We deliver complete reports on time and our reports completely conform to the FCRA and any other pertinent laws.
What is the cost of an Background check Cost In Connecticut?
If you use the State Police Bureau of Identification A fingerprint-based check costs $13 for the fee for the signature, plus $85 for the police record check.
If you request an online criminal history check using the DDS CTSAFEHIRE system applicants will have to be fingerprinted for $15. But, you won't be required be charged the $85 cost.
Be aware that these kinds of checks do not reveal the other crucial details you require to make a good hiring decision such as educational, employment, or qualifications information.
Many employers go online to come across companies offering a no-cost CT background check. These types of services must be avoided. The majority of them do not adhere to the FCRA and will provide inaccurate and outdated informationthat could expose the user to lawsuits if they trust the information they supply.
The most effective strategy the best option for Connecticut businesses is to work with a trusted, certified with a FCRA-compliant background check provider like The Koleman Group LLC. Our reports are complete and provide precise and FCRA-compliant reports swiftly. We also provide clinical services that include pre-employment drug tests.
What is the length of time a Background Check take for Connecticut?
The method you decide to use for background checks prior to hiring your prospective employees will determine the length of time you can expect the results to take. If you do your state's background check, findings could be as long as two weeks.
If you attempt to collect the pre-employment background check information on their own could anticipate the process to take some time.
If you are employed by The Koleman Group LLC, you will be provided with an job background check reports in the most time-efficient manner.
Our numerous resources and our extensive training allows us to provide complete, accurate, as well as FCRA compliant background check reports in as just several hours.
The Koleman Group LLC is your trusted partner for Fast and Accurate Compliant Connecticut Background Investigations
For accurate, thorough in compliance with FCRA, Connecticut background screening, you'll require access to a variety of reliable databases that can provide exact information on the criminal record as well as educational qualifications, credentials as well as employment history and much more about your candidates.
If you work together with The Koleman Group LLC to carry out your pre-employment screenings you will benefit from our wide range of tools and access to the most current and reliable databases of information. We have the capacity to collect all of the necessary information quickly.
All our employees have received extensive training and understand how to analyze and gather important background data. Our reports are FCRA compliant and up-to-date and complete.
Our aim is to make the screening process for pre-employment as easy as is possible for our clients as well as their applicants. We are located within the U.S. and do not outsource our services, assisting us ensure the security and security of the sensitive information we manage.

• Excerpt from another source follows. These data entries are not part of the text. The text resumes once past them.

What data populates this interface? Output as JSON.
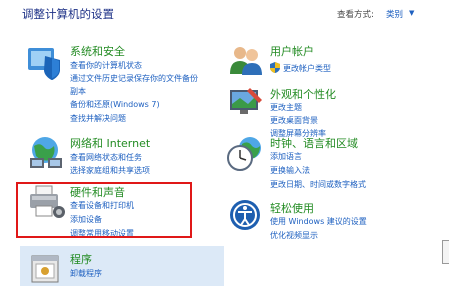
{
  "header": {
    "title": "调整计算机的设置",
    "view_by_label": "查看方式:",
    "view_by_value": "类别"
  },
  "categories_left": [
    {
      "id": "system",
      "title": "系统和安全",
      "links": [
        "查看你的计算机状态",
        "通过文件历史记录保存你的文件备份",
        "副本",
        "备份和还原(Windows 7)",
        "查找并解决问题"
      ]
    },
    {
      "id": "network",
      "title": "网络和 Internet",
      "links": [
        "查看网络状态和任务",
        "选择家庭组和共享选项"
      ]
    },
    {
      "id": "hardware",
      "title": "硬件和声音",
      "links": [
        "查看设备和打印机",
        "添加设备",
        "调整常用移动设置"
      ]
    },
    {
      "id": "programs",
      "title": "程序",
      "links": [
        "卸载程序"
      ]
    }
  ],
  "categories_right": [
    {
      "id": "user",
      "title": "用户帐户",
      "links": [
        "更改帐户类型"
      ]
    },
    {
      "id": "appearance",
      "title": "外观和个性化",
      "links": [
        "更改主题",
        "更改桌面背景",
        "调整屏幕分辨率"
      ]
    },
    {
      "id": "clock",
      "title": "时钟、语言和区域",
      "links": [
        "添加语言",
        "更换输入法",
        "更改日期、时间或数字格式"
      ]
    },
    {
      "id": "ease",
      "title": "轻松使用",
      "links": [
        "使用 Windows 建议的设置",
        "优化视频显示"
      ]
    }
  ],
  "colors": {
    "title_green": "#228b22",
    "link_blue": "#1e60c0",
    "highlight": "#e01818"
  }
}
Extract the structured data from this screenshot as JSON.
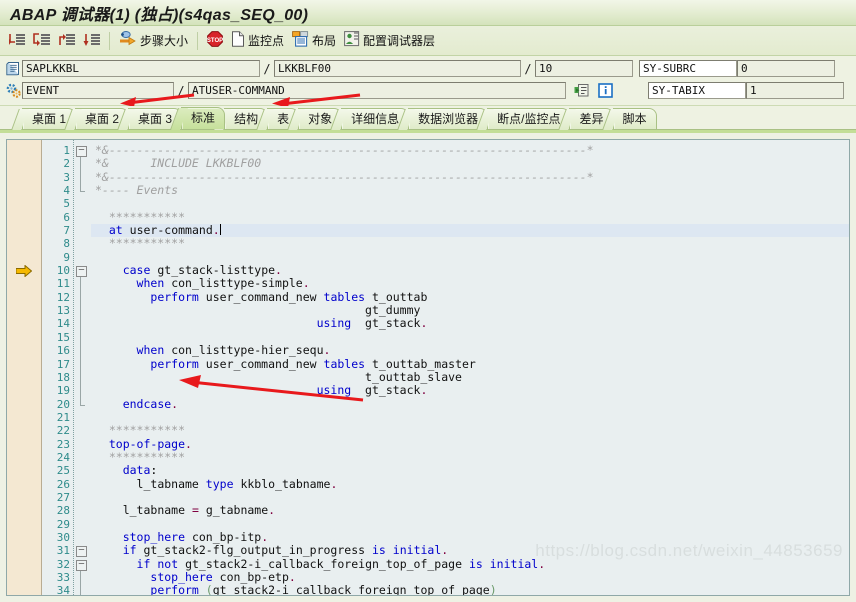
{
  "window": {
    "title": "ABAP 调试器(1) (独占)(s4qas_SEQ_00)"
  },
  "toolbar": {
    "items": [
      {
        "name": "step-into",
        "icon": "step-into-icon",
        "label": ""
      },
      {
        "name": "step-over",
        "icon": "step-over-icon",
        "label": ""
      },
      {
        "name": "step-out",
        "icon": "step-out-icon",
        "label": ""
      },
      {
        "name": "run-to-cursor",
        "icon": "run-to-cursor-icon",
        "label": ""
      },
      {
        "name": "step-size",
        "icon": "step-size-icon",
        "label": "步骤大小"
      },
      {
        "name": "stop",
        "icon": "stop-icon",
        "label": ""
      },
      {
        "name": "watchpoint",
        "icon": "document-icon",
        "label": "监控点"
      },
      {
        "name": "layout",
        "icon": "layout-icon",
        "label": "布局"
      },
      {
        "name": "configure-debugger-layer",
        "icon": "configure-icon",
        "label": "配置调试器层"
      }
    ]
  },
  "fields": {
    "row1": {
      "icon": "program-icon",
      "program": "SAPLKKBL",
      "sep1": "/",
      "include": "LKKBLF00",
      "sep2": "/",
      "line": "10",
      "sysfield_name": "SY-SUBRC",
      "sysfield_value": "0"
    },
    "row2": {
      "icon": "event-icon",
      "event_type": "EVENT",
      "sep1": "/",
      "event_name": "ATUSER-COMMAND",
      "icon2": "goto-icon",
      "icon3": "info-icon",
      "sysfield_name": "SY-TABIX",
      "sysfield_value": "1"
    }
  },
  "tabs": {
    "active_index": 3,
    "items": [
      {
        "label": "桌面 1"
      },
      {
        "label": "桌面 2"
      },
      {
        "label": "桌面 3"
      },
      {
        "label": "标准"
      },
      {
        "label": "结构"
      },
      {
        "label": "表"
      },
      {
        "label": "对象"
      },
      {
        "label": "详细信息"
      },
      {
        "label": "数据浏览器"
      },
      {
        "label": "断点/监控点"
      },
      {
        "label": "差异"
      },
      {
        "label": "脚本"
      }
    ]
  },
  "editor": {
    "current_line": 10,
    "cursor_line": 7,
    "watermark": "https://blog.csdn.net/weixin_44853659",
    "lines": [
      {
        "n": 1,
        "fold": "box-minus",
        "text": "*&---------------------------------------------------------------------*"
      },
      {
        "n": 2,
        "fold": "bar",
        "text": "*&      INCLUDE LKKBLF00"
      },
      {
        "n": 3,
        "fold": "bar",
        "text": "*&---------------------------------------------------------------------*"
      },
      {
        "n": 4,
        "fold": "end",
        "text": "*---- Events"
      },
      {
        "n": 5,
        "fold": "",
        "text": ""
      },
      {
        "n": 6,
        "fold": "",
        "text": "  ***********"
      },
      {
        "n": 7,
        "fold": "",
        "text": "  at user-command."
      },
      {
        "n": 8,
        "fold": "",
        "text": "  ***********"
      },
      {
        "n": 9,
        "fold": "",
        "text": ""
      },
      {
        "n": 10,
        "fold": "box-minus",
        "text": "    case gt_stack-listtype."
      },
      {
        "n": 11,
        "fold": "bar",
        "text": "      when con_listtype-simple."
      },
      {
        "n": 12,
        "fold": "bar",
        "text": "        perform user_command_new tables t_outtab"
      },
      {
        "n": 13,
        "fold": "bar",
        "text": "                                       gt_dummy"
      },
      {
        "n": 14,
        "fold": "bar",
        "text": "                                using  gt_stack."
      },
      {
        "n": 15,
        "fold": "bar",
        "text": ""
      },
      {
        "n": 16,
        "fold": "bar",
        "text": "      when con_listtype-hier_sequ."
      },
      {
        "n": 17,
        "fold": "bar",
        "text": "        perform user_command_new tables t_outtab_master"
      },
      {
        "n": 18,
        "fold": "bar",
        "text": "                                       t_outtab_slave"
      },
      {
        "n": 19,
        "fold": "bar",
        "text": "                                using  gt_stack."
      },
      {
        "n": 20,
        "fold": "end",
        "text": "    endcase."
      },
      {
        "n": 21,
        "fold": "",
        "text": ""
      },
      {
        "n": 22,
        "fold": "",
        "text": "  ***********"
      },
      {
        "n": 23,
        "fold": "",
        "text": "  top-of-page."
      },
      {
        "n": 24,
        "fold": "",
        "text": "  ***********"
      },
      {
        "n": 25,
        "fold": "",
        "text": "    data:"
      },
      {
        "n": 26,
        "fold": "",
        "text": "      l_tabname type kkblo_tabname."
      },
      {
        "n": 27,
        "fold": "",
        "text": ""
      },
      {
        "n": 28,
        "fold": "",
        "text": "    l_tabname = g_tabname."
      },
      {
        "n": 29,
        "fold": "",
        "text": ""
      },
      {
        "n": 30,
        "fold": "",
        "text": "    stop_here con_bp-itp."
      },
      {
        "n": 31,
        "fold": "box-minus",
        "text": "    if gt_stack2-flg_output_in_progress is initial."
      },
      {
        "n": 32,
        "fold": "box-minus2",
        "text": "      if not gt_stack2-i_callback_foreign_top_of_page is initial."
      },
      {
        "n": 33,
        "fold": "bar",
        "text": "        stop_here con_bp-etp."
      },
      {
        "n": 34,
        "fold": "bar",
        "text": "        perform (gt_stack2-i_callback_foreign_top_of_page)"
      }
    ]
  }
}
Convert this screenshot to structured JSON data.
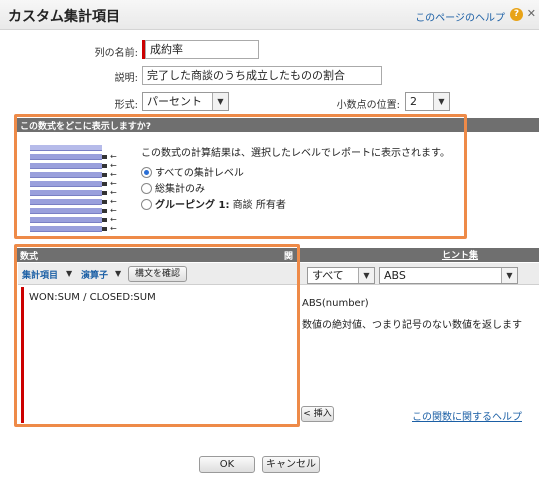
{
  "header": {
    "title": "カスタム集計項目",
    "help_link": "このページのヘルプ",
    "help_icon": "?",
    "close_icon": "✕"
  },
  "form": {
    "column_name_label": "列の名前:",
    "column_name_value": "成約率",
    "description_label": "説明:",
    "description_value": "完了した商談のうち成立したものの割合",
    "format_label": "形式:",
    "format_value": "パーセント",
    "decimal_label": "小数点の位置:",
    "decimal_value": "2"
  },
  "display_section": {
    "header": "この数式をどこに表示しますか?",
    "text": "この数式の計算結果は、選択したレベルでレポートに表示されます。",
    "options": [
      {
        "label": "すべての集計レベル",
        "selected": true
      },
      {
        "label": "総集計のみ",
        "selected": false
      },
      {
        "label_bold": "グルーピング 1:",
        "label": "商談 所有者",
        "selected": false
      }
    ]
  },
  "formula_section": {
    "header": "数式",
    "header_right": "関数",
    "summary_fields": "集計項目",
    "operators": "演算子",
    "check_syntax": "構文を確認",
    "formula": "WON:SUM / CLOSED:SUM"
  },
  "functions": {
    "hint_link": "ヒント集",
    "category": "すべて",
    "function": "ABS",
    "signature": "ABS(number)",
    "description": "数値の絶対値、つまり記号のない数値を返します",
    "insert_button": "< 挿入",
    "help_link": "この関数に関するヘルプ"
  },
  "footer": {
    "ok": "OK",
    "cancel": "キャンセル"
  },
  "colors": {
    "accent_orange": "#ee8a48",
    "link_blue": "#1b5fa5",
    "required_red": "#cc0000",
    "section_gray": "#6f6f6f"
  }
}
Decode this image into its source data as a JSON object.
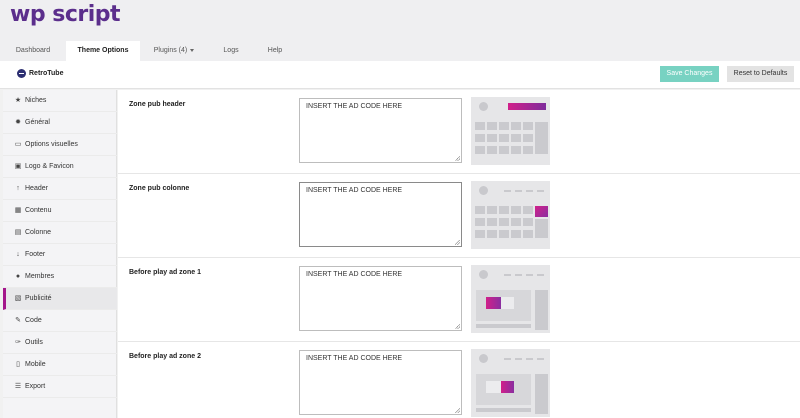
{
  "app": {
    "logo": "wp script"
  },
  "tabs": [
    {
      "label": "Dashboard"
    },
    {
      "label": "Theme Options"
    },
    {
      "label": "Plugins (4)"
    },
    {
      "label": "Logs"
    },
    {
      "label": "Help"
    }
  ],
  "header": {
    "brand": "RetroTube",
    "save_label": "Save Changes",
    "reset_label": "Reset to Defaults"
  },
  "sidebar": {
    "items": [
      {
        "label": "Niches",
        "icon": "star-icon"
      },
      {
        "label": "Général",
        "icon": "gear-icon"
      },
      {
        "label": "Options visuelles",
        "icon": "monitor-icon"
      },
      {
        "label": "Logo & Favicon",
        "icon": "image-icon"
      },
      {
        "label": "Header",
        "icon": "arrow-up-icon"
      },
      {
        "label": "Contenu",
        "icon": "grid-icon"
      },
      {
        "label": "Colonne",
        "icon": "columns-icon"
      },
      {
        "label": "Footer",
        "icon": "arrow-down-icon"
      },
      {
        "label": "Membres",
        "icon": "user-icon"
      },
      {
        "label": "Publicité",
        "icon": "ad-icon"
      },
      {
        "label": "Code",
        "icon": "pencil-icon"
      },
      {
        "label": "Outils",
        "icon": "wrench-icon"
      },
      {
        "label": "Mobile",
        "icon": "mobile-icon"
      },
      {
        "label": "Export",
        "icon": "database-icon"
      }
    ],
    "active": "Publicité"
  },
  "zones": [
    {
      "label": "Zone pub header",
      "value": "INSERT THE AD CODE HERE"
    },
    {
      "label": "Zone pub colonne",
      "value": "INSERT THE AD CODE HERE"
    },
    {
      "label": "Before play ad zone 1",
      "value": "INSERT THE AD CODE HERE"
    },
    {
      "label": "Before play ad zone 2",
      "value": "INSERT THE AD CODE HERE"
    }
  ],
  "colors": {
    "brand": "#5b2e8c",
    "accent": "#a4168b",
    "save_button": "#78d2c2",
    "ad_gradient_start": "#d1208a",
    "ad_gradient_end": "#7f2c9c"
  }
}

To learn more about the ways we can help you get in touch with The Koleman Group LLC to set up a no-cost consultation.
Disclaimer: The information and resources offered on this site are intended for educational use only and are not legal advice. Contact your attorney for legal concerns concerning your specific practice and the compliance with applicable laws.
Written on 2021-01-31 22:14:16 by larry coleman